The moment you walked into Grandmother’s house the wonderful aroma of baking turkey and pies assailed your senses. Grandmother had been cooking for days to have the pies ready and the turkey had been in the oven since 2:00 in the morning.
The turkey came out of the small oven about 11:00 so she could put the dressing in. The turkey was taken off the bones and after the dressing was baked they both went back in the oven to stay warm until time to serve dinner.
If we arrived early enough I would make sure that the giblets that had cooked with the turkey were not placed in the dressing. I would grab them as they came out of the oven and eat them.
When I walked into the kitchen Grandmother would be wearing her best dress and the ever present apron to keep her dress clean. She would be washing dishes as she worked because of the lack of counter space in the kitchen.
The large table that sat in the kitchen would already be filling up with pies, salads and vegetable dishes as each family arrived. Her kitchen looked like a picture out of a painting.
Grandmother always made a mincemeat pie. No one else wanted the mince meat pie so it was just for Grandmother and me. I would have a piece of pumpkin with dinner and then before we went home I had a piece of the mincemeat with Grandmother. It was our special time together as we ate the pie.
Thanksgiving at my Grandmother Pearls, was all about family and togetherness. No one cared if the little house was wall to wall people; it only made it more fun. When we were all there for a holiday meal there could be 30 people in the little house.
The bed in her bedroom (which should have been the dining room) had been taken down early in the morning. Her bedroom was divided from the living room large archway. The first table would already be set up where her bed usually was.
Each family brought a card table and chairs and added them to the long table that was already up. Once all of the tables were set up from the dining room into the living room, tablecloths were placed on them and the chairs put in place.
The girl cousins were always asked to set the table for the adults, but there was not enough room at the long table for the kids so we had to eat wherever we could find a place to sit.
When everyone had arrived the food was placed on the long table and the kids were allowed to fill their plates and then the adults sat down for a great family meal. There would be at least 20 adults sitting around the tables.
There would be my Grandparents and their 4 children along with their spouses. Each sibling had 4 kids and some of their kids were old enough to sit at the big table, but I was never old enough to sit there before we lost Grandmother.

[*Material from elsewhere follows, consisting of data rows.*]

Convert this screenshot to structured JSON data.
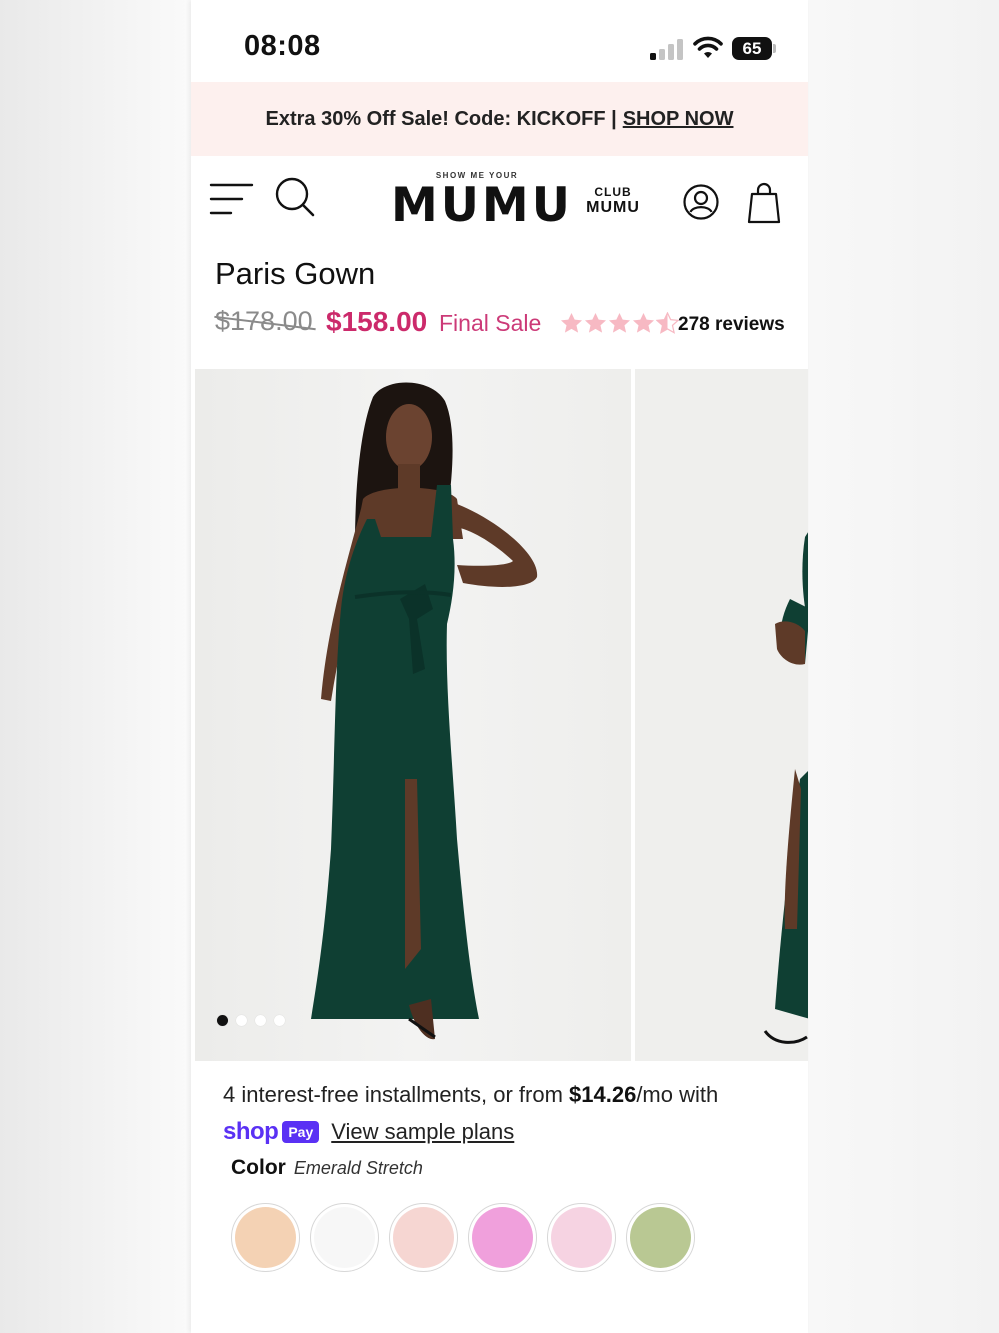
{
  "status_bar": {
    "time": "08:08",
    "battery": "65"
  },
  "promo": {
    "text": "Extra 30% Off Sale! Code: KICKOFF |",
    "link": "SHOP NOW"
  },
  "header": {
    "logo_top": "SHOW ME YOUR",
    "logo_main": "MUMU",
    "club_top": "CLUB",
    "club_bottom": "MUMU"
  },
  "product": {
    "name": "Paris Gown",
    "original_price": "$178.00",
    "sale_price": "$158.00",
    "sale_note": "Final Sale",
    "rating": 4.5,
    "rating_max": 5,
    "reviews": "278 reviews",
    "gallery_slide_count": 4,
    "gallery_active_index": 0
  },
  "installments": {
    "text_before": "4 interest-free installments, or from ",
    "amount": "$14.26",
    "text_after": "/mo with",
    "shop_word": "shop",
    "pay_badge": "Pay",
    "link": "View sample plans"
  },
  "color": {
    "label": "Color",
    "selected": "Emerald Stretch",
    "swatches": [
      "#f4d2b4",
      "#f7f7f7",
      "#f6d6d2",
      "#f0a0dc",
      "#f6d3e2",
      "#b9c893"
    ]
  },
  "colors": {
    "accent_price": "#cc2a6b",
    "promo_bg": "#fdf0ee",
    "shop_pay": "#5a31f4",
    "star": "#f7b9c3",
    "dress": "#0f3f33"
  }
}
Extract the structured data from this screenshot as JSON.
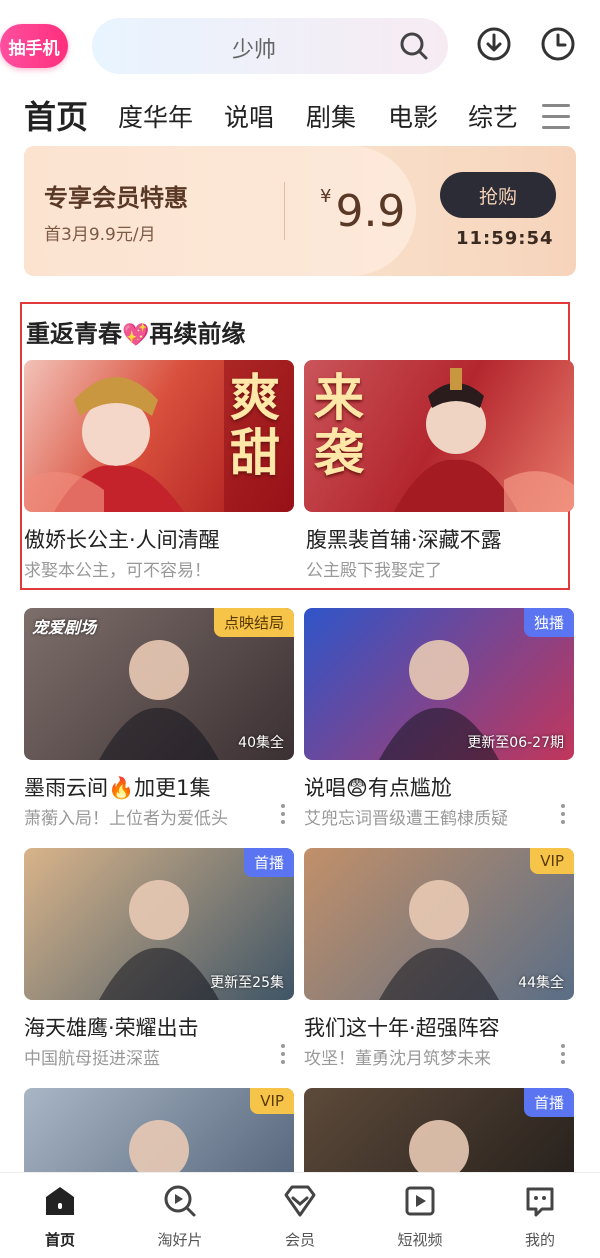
{
  "header": {
    "promo_badge": "抽手机",
    "search_placeholder": "少帅"
  },
  "tabs": [
    "首页",
    "度华年",
    "说唱",
    "剧集",
    "电影",
    "综艺"
  ],
  "vip_banner": {
    "title": "专享会员特惠",
    "subtitle": "首3月9.9元/月",
    "currency": "¥",
    "price": "9.9",
    "button": "抢购",
    "countdown": "11:59:54"
  },
  "featured": {
    "title": "重返青春",
    "title_emoji": "💖",
    "title_suffix": "再续前缘",
    "cards": [
      {
        "title": "傲娇长公主·人间清醒",
        "subtitle": "求娶本公主，可不容易！",
        "art_text": "爽甜"
      },
      {
        "title": "腹黑裴首辅·深藏不露",
        "subtitle": "公主殿下我娶定了",
        "art_text": "来袭"
      }
    ]
  },
  "grid": [
    {
      "title": "墨雨云间🔥加更1集",
      "subtitle": "萧蘅入局！上位者为爱低头",
      "tag": "点映结局",
      "tag_style": "gold",
      "episode": "40集全",
      "logo": "宠爱剧场",
      "colors": [
        "#7d6f6a",
        "#3b3033"
      ]
    },
    {
      "title": "说唱😨有点尴尬",
      "subtitle": "艾兜忘词晋级遭王鹤棣质疑",
      "tag": "独播",
      "tag_style": "blue",
      "episode": "更新至06-27期",
      "logo": "",
      "colors": [
        "#2f55c9",
        "#c2365a"
      ]
    },
    {
      "title": "海天雄鹰·荣耀出击",
      "subtitle": "中国航母挺进深蓝",
      "tag": "首播",
      "tag_style": "blue",
      "episode": "更新至25集",
      "logo": "",
      "colors": [
        "#d8b48a",
        "#3f5566"
      ]
    },
    {
      "title": "我们这十年·超强阵容",
      "subtitle": "攻坚！董勇沈月筑梦未来",
      "tag": "VIP",
      "tag_style": "gold",
      "episode": "44集全",
      "logo": "",
      "colors": [
        "#c2906a",
        "#5a6e86"
      ]
    },
    {
      "title": "",
      "subtitle": "",
      "tag": "VIP",
      "tag_style": "gold",
      "episode": "",
      "logo": "",
      "colors": [
        "#a9b6c6",
        "#4a5a70"
      ]
    },
    {
      "title": "",
      "subtitle": "",
      "tag": "首播",
      "tag_style": "blue",
      "episode": "",
      "logo": "",
      "colors": [
        "#5d4a3a",
        "#1e1a18"
      ]
    }
  ],
  "bottom_nav": [
    "首页",
    "淘好片",
    "会员",
    "短视频",
    "我的"
  ]
}
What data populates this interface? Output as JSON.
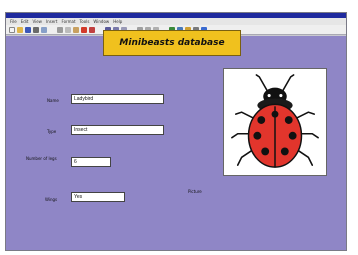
{
  "menu": [
    "File",
    "Edit",
    "View",
    "Insert",
    "Format",
    "Tools",
    "Window",
    "Help"
  ],
  "toolbar_icons": [
    "new-icon",
    "open-icon",
    "save-icon",
    "print-icon",
    "preview-icon",
    "cut-icon",
    "copy-icon",
    "paste-icon",
    "undo-icon",
    "redo-icon",
    "bold-icon",
    "italic-icon",
    "underline-icon",
    "align-left-icon",
    "align-center-icon",
    "align-right-icon",
    "table-icon",
    "image-icon",
    "chart-icon",
    "zoom-icon",
    "help-icon"
  ],
  "title": "Minibeasts database",
  "fields": {
    "name": {
      "label": "Name",
      "value": "Ladybird"
    },
    "type": {
      "label": "Type",
      "value": "Insect"
    },
    "legs": {
      "label": "Number of legs",
      "value": "6"
    },
    "wings": {
      "label": "Wings",
      "value": "Yes"
    }
  },
  "picture": {
    "label": "Picture",
    "subject": "ladybird-image"
  }
}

My Mom was the baby of the family and she was 8 years younger than the sister that was just above her. Her brother was married by the time she was 10 and she was an aunt shortly after that. Some of my cousins were almost old enough to be my parents, and I thought they were aunts and uncles because they had kids just a little younger than me.
My uncle Archie, who was married to Mom’s sister, was as bad as my dad when it came to teasing so going back to the table for seconds was always like an obstacle course. Both he and my Dad would not let you reach by them with out pinching or tickling you.
I don’t know how many plates were tipped and spilled on the table because these two couldn’t leave the children alone. The question is who were the real children?
One year after dinner when my sister was still little uncle Archie caught her sucking her thumb. He told her she shouldn’t do that and she just gave him her stubborn look and continued to suck on her thumb.
He asked her to come to him because he wanted to show her something and she reluctantly went to him. He raised one of his hands up in front of her face and showed her his index finger that was cut off at the first knuckle. Her eyes grew large and she looked at him with a question in her eyes.
Uncle Archie said to her, “Do you know what happened to this finger?” She shook her head no because the thumb was still in her mouth. He said, “I lost the end of this finger because I sucked my finger when I was little and it fell off.”
The truth was; his brother had dared him to stick his finger in a hole on the windmill as the inside pipe went up and down. He put his index finger in the hole and the pipe cut it off at the first knuckle when it came back down.
Her eyes got really big and she looked at the finger again and then she jerked the thumb out of her mouth and quickly looked at it to be sure it was still all there. I don’t think she ever put it back in her mouth again.
Thanksgiving Day at Grandmother’s house was always like a Norman Rockwell painting with a few devilish characters thrown in for good measure. It was the best time of our lives, and we knew it, because we were together at Grandmother’s. To contact Sandy: email@example.com